Search the records for the string "FXCM", then copy each line where it appears.

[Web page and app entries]
══════════
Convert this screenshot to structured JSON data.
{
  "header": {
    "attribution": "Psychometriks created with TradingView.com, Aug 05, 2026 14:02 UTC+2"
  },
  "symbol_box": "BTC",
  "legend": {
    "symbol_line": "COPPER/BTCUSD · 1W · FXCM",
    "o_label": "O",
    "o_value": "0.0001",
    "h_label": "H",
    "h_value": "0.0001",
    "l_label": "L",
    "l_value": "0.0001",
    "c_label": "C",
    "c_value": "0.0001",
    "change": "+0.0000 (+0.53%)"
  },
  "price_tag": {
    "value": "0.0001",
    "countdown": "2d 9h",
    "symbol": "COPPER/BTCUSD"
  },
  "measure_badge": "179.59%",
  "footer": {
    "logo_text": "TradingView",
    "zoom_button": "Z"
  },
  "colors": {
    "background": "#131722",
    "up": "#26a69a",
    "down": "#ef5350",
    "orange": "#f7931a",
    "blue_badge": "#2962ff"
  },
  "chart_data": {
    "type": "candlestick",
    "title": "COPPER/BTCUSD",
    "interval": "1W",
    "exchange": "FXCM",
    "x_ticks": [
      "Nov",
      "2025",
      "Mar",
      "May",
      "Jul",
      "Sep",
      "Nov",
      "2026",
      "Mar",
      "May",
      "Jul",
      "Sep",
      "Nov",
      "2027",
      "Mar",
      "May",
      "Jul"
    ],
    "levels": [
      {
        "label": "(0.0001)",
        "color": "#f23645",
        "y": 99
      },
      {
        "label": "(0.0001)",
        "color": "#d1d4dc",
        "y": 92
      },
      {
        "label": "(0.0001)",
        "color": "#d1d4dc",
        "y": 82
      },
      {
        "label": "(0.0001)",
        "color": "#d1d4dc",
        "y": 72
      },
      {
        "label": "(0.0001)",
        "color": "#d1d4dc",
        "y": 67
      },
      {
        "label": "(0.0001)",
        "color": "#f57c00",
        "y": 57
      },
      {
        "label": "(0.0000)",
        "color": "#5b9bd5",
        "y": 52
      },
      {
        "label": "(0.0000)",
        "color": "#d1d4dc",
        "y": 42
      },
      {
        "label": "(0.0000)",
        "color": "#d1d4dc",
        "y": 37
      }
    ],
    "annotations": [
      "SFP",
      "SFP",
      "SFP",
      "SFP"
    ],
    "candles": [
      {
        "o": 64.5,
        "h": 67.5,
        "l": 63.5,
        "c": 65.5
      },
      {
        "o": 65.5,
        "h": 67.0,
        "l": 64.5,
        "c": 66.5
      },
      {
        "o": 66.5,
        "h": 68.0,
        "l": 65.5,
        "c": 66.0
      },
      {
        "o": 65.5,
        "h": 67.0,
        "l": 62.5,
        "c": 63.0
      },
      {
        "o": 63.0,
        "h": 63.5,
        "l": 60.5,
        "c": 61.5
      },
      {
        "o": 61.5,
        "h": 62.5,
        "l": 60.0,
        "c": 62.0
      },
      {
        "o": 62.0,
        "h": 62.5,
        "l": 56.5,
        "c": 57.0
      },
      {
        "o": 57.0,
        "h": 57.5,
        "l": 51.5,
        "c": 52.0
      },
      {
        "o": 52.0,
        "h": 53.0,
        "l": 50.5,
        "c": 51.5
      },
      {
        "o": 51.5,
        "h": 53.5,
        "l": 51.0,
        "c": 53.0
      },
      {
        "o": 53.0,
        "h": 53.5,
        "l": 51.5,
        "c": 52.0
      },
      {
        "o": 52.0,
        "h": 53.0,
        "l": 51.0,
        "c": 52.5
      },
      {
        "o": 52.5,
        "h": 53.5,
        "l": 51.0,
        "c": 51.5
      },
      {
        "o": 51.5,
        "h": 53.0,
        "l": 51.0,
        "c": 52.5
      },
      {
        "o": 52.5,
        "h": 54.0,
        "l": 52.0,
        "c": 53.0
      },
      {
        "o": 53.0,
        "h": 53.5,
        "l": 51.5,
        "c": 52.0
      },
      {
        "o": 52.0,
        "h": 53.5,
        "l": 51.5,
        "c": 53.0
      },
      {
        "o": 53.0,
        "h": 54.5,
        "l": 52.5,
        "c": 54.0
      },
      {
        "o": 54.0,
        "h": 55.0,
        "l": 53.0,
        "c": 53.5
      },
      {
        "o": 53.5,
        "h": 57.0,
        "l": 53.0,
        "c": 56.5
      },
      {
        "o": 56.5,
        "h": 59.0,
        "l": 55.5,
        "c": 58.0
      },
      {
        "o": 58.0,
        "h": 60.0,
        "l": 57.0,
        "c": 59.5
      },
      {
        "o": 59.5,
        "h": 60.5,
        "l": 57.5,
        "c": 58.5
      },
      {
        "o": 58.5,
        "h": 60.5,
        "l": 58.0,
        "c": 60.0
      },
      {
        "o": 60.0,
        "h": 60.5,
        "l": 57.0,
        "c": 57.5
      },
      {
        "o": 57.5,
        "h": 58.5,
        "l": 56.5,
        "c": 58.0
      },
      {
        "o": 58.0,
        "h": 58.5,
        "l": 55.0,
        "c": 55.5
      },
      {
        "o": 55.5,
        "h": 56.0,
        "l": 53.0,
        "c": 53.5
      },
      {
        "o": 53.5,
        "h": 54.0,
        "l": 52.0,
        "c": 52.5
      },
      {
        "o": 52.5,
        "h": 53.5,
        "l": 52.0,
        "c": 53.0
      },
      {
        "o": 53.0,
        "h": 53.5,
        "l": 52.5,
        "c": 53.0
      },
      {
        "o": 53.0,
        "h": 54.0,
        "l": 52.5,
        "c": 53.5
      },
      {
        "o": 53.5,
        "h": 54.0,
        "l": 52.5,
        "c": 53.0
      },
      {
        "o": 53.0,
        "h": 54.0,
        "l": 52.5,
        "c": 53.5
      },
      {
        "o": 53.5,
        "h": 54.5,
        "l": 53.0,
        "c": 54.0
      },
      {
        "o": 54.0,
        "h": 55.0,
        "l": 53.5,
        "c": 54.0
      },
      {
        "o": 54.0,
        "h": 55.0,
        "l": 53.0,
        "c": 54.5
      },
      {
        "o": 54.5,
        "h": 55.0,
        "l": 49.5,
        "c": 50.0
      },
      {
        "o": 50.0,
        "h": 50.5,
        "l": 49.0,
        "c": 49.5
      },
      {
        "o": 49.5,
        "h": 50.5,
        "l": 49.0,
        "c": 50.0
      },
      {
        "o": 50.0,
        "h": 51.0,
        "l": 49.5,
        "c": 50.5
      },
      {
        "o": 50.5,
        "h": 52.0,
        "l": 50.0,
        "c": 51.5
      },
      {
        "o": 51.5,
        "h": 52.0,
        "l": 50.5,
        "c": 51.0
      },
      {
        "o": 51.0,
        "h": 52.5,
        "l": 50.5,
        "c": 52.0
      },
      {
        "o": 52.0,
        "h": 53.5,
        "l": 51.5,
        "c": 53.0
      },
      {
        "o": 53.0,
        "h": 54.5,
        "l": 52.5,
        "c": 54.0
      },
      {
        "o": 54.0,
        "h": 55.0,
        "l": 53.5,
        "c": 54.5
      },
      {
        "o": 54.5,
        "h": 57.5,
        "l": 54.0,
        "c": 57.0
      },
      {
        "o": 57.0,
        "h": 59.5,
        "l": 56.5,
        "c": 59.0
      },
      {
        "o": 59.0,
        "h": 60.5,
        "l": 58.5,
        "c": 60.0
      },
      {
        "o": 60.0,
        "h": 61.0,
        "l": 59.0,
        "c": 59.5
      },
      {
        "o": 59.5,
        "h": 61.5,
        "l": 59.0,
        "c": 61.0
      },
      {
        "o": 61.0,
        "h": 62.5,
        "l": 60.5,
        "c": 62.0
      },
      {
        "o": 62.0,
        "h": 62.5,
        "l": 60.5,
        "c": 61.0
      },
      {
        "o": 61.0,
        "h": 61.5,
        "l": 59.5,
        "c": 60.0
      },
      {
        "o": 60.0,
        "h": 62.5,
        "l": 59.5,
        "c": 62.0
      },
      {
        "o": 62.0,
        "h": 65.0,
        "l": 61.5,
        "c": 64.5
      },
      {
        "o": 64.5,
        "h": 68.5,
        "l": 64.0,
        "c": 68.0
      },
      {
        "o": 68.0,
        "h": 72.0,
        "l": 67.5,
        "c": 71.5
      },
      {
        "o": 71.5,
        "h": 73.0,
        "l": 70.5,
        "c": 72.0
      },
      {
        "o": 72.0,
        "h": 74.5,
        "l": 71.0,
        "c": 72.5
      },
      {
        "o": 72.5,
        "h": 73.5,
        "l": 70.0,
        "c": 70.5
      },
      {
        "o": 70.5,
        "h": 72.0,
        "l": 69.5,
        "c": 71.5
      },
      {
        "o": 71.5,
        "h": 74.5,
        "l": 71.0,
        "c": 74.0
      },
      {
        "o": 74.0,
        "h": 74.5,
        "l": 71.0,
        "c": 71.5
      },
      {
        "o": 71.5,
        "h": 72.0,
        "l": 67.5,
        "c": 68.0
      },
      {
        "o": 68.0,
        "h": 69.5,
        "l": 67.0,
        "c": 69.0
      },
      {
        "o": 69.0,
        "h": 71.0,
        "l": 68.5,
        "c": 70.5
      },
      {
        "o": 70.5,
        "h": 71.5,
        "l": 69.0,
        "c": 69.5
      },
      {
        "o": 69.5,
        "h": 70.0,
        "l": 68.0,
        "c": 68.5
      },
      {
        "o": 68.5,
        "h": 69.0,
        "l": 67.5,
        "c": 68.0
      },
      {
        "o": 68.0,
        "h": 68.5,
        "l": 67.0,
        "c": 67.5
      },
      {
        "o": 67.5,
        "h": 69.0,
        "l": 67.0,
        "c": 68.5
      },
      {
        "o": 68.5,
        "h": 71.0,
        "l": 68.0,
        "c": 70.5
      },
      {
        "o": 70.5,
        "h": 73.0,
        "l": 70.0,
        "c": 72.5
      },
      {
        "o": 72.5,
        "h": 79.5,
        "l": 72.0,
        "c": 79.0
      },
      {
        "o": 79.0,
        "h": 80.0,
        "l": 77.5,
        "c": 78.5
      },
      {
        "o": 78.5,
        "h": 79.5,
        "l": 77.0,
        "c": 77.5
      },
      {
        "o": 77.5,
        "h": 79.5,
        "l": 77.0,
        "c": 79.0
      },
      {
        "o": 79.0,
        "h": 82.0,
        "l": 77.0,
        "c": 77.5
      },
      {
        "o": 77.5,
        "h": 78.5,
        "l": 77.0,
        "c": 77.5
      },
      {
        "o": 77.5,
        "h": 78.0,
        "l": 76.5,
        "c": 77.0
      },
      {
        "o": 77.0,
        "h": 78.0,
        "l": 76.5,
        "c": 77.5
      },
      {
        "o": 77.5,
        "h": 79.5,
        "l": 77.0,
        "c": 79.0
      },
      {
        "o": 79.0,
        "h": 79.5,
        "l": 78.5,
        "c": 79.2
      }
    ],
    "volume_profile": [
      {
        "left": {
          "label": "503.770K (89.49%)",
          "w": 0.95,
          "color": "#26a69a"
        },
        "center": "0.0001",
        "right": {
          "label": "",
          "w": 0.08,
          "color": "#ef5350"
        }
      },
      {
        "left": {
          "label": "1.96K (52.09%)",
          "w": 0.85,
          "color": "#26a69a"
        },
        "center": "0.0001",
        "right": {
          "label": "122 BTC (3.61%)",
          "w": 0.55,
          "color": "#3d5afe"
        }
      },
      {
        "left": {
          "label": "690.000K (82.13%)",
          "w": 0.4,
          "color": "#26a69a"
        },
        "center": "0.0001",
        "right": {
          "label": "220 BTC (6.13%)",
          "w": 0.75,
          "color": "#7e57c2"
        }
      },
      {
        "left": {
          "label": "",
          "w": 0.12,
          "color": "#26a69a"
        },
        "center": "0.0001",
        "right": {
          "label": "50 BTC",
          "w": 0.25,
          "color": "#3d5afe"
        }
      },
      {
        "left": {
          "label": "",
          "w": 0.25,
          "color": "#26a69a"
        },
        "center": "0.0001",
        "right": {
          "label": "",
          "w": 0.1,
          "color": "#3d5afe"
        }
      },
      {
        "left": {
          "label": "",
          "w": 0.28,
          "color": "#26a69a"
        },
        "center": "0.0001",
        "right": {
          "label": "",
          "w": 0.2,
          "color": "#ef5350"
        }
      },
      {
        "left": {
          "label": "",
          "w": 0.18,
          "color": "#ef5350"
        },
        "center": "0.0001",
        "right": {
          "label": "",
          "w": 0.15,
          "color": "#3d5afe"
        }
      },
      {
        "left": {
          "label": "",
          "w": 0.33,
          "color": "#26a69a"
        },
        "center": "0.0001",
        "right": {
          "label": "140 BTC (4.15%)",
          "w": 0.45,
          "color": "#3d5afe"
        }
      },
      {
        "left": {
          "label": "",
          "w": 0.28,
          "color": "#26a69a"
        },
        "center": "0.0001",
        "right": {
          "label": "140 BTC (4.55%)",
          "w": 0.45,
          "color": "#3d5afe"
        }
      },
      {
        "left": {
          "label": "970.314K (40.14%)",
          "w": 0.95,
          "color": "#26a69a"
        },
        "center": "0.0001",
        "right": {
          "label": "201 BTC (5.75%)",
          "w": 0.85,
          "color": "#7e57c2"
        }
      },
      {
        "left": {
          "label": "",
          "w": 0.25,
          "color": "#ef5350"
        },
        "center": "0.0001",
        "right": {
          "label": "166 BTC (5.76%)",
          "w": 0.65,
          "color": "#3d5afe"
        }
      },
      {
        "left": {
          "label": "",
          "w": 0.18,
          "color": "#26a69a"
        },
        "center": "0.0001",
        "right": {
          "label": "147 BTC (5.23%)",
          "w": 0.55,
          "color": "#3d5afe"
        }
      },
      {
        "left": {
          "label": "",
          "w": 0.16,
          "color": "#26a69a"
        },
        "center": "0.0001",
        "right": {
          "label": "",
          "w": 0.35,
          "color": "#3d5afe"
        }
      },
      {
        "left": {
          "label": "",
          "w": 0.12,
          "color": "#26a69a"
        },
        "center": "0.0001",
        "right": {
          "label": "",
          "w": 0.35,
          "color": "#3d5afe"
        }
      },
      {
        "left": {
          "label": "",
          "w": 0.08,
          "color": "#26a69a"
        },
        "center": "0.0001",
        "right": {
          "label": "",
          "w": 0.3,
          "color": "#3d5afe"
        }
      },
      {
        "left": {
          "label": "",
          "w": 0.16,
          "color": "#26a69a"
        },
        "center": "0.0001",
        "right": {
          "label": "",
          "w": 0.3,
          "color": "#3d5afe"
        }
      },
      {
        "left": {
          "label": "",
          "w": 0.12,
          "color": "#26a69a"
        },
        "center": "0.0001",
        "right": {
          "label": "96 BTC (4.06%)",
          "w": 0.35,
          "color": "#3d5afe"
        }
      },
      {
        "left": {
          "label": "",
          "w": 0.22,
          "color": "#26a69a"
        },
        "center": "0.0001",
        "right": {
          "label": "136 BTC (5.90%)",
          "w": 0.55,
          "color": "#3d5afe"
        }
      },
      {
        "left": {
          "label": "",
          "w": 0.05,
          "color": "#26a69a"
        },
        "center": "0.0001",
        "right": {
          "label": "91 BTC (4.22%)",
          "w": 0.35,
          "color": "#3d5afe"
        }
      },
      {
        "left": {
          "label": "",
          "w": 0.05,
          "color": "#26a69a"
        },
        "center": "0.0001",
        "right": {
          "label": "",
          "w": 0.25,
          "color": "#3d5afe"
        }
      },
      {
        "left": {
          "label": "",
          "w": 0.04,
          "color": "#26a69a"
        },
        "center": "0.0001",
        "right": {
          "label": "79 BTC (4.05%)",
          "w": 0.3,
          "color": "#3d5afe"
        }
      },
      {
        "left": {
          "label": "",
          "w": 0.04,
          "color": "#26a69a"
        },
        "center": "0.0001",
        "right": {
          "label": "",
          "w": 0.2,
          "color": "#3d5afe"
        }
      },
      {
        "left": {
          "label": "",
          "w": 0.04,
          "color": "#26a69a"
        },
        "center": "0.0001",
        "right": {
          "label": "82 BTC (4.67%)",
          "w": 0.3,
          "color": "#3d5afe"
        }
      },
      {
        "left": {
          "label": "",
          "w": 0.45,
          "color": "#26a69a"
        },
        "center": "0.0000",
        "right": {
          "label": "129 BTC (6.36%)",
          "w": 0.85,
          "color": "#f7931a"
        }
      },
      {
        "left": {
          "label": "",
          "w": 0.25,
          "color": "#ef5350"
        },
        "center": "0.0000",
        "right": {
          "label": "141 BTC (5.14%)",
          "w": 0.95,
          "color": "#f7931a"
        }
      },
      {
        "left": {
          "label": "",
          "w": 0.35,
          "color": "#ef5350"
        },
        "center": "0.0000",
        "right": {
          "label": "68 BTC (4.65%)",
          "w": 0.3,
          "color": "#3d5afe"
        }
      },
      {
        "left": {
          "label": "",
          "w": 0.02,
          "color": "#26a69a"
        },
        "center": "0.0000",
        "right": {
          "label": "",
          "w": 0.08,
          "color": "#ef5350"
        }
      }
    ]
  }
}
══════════
* PROBLEM SOLUTION:
    "symbol_line": "COPPER/BTCUSD · 1W · FXCM",
    "exchange": "FXCM",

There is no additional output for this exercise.